## Exercise prompt
Copy the result of filtering the entries below for lines that include the string "Cena".

## Provided data
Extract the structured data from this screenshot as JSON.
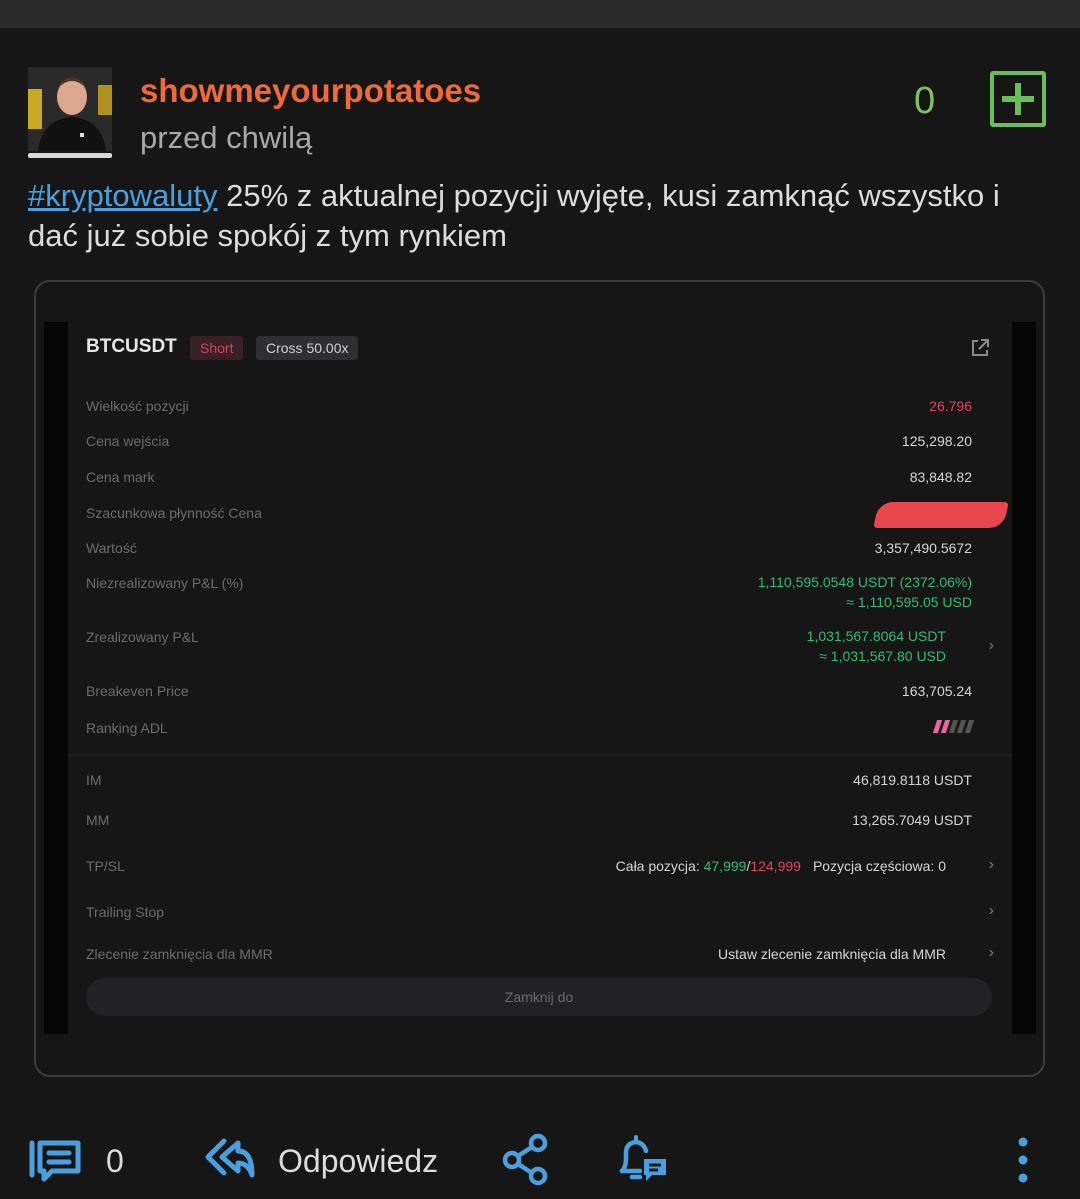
{
  "post": {
    "author": "showmeyourpotatoes",
    "time": "przed chwilą",
    "votes": "0",
    "tag": "#kryptowaluty",
    "body": " 25% z aktualnej pozycji wyjęte, kusi zamknąć wszystko i dać już sobie spokój z tym rynkiem"
  },
  "screenshot": {
    "symbol": "BTCUSDT",
    "side": "Short",
    "margin_mode": "Cross 50.00x",
    "rows": [
      {
        "label": "Wielkość pozycji",
        "value": "26.796"
      },
      {
        "label": "Cena wejścia",
        "value": "125,298.20"
      },
      {
        "label": "Cena mark",
        "value": "83,848.82"
      },
      {
        "label": "Szacunkowa płynność Cena",
        "value": ""
      },
      {
        "label": "Wartość",
        "value": "3,357,490.5672"
      },
      {
        "label": "Niezrealizowany P&L (%)",
        "value": "1,110,595.0548 USDT (2372.06%)",
        "value2": "≈ 1,110,595.05 USD"
      },
      {
        "label": "Zrealizowany P&L",
        "value": "1,031,567.8064 USDT",
        "value2": "≈ 1,031,567.80 USD"
      },
      {
        "label": "Breakeven Price",
        "value": "163,705.24"
      },
      {
        "label": "Ranking ADL",
        "value": ""
      },
      {
        "label": "IM",
        "value": "46,819.8118 USDT"
      },
      {
        "label": "MM",
        "value": "13,265.7049 USDT"
      },
      {
        "label": "TP/SL",
        "value": ""
      },
      {
        "label": "Trailing Stop",
        "value": ""
      },
      {
        "label": "Zlecenie zamknięcia dla MMR",
        "value": "Ustaw zlecenie zamknięcia dla MMR"
      }
    ],
    "tpsl": {
      "full_label": "Cała pozycja: ",
      "tp": "47,999",
      "sep": "/",
      "sl": "124,999",
      "partial": "Pozycja częściowa: 0"
    },
    "adl_level": 2,
    "adl_total": 5,
    "close_button": "Zamknij do"
  },
  "actions": {
    "comments": "0",
    "reply": "Odpowiedz"
  },
  "colors": {
    "username": "#ef6a35",
    "vote": "#7cc35e",
    "tag": "#4aa0de",
    "loss": "#e04659",
    "profit": "#2ebd72"
  }
}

## Exercise solution
        "label": "Cena wejścia",
        "label": "Cena mark",
        "label": "Szacunkowa płynność Cena",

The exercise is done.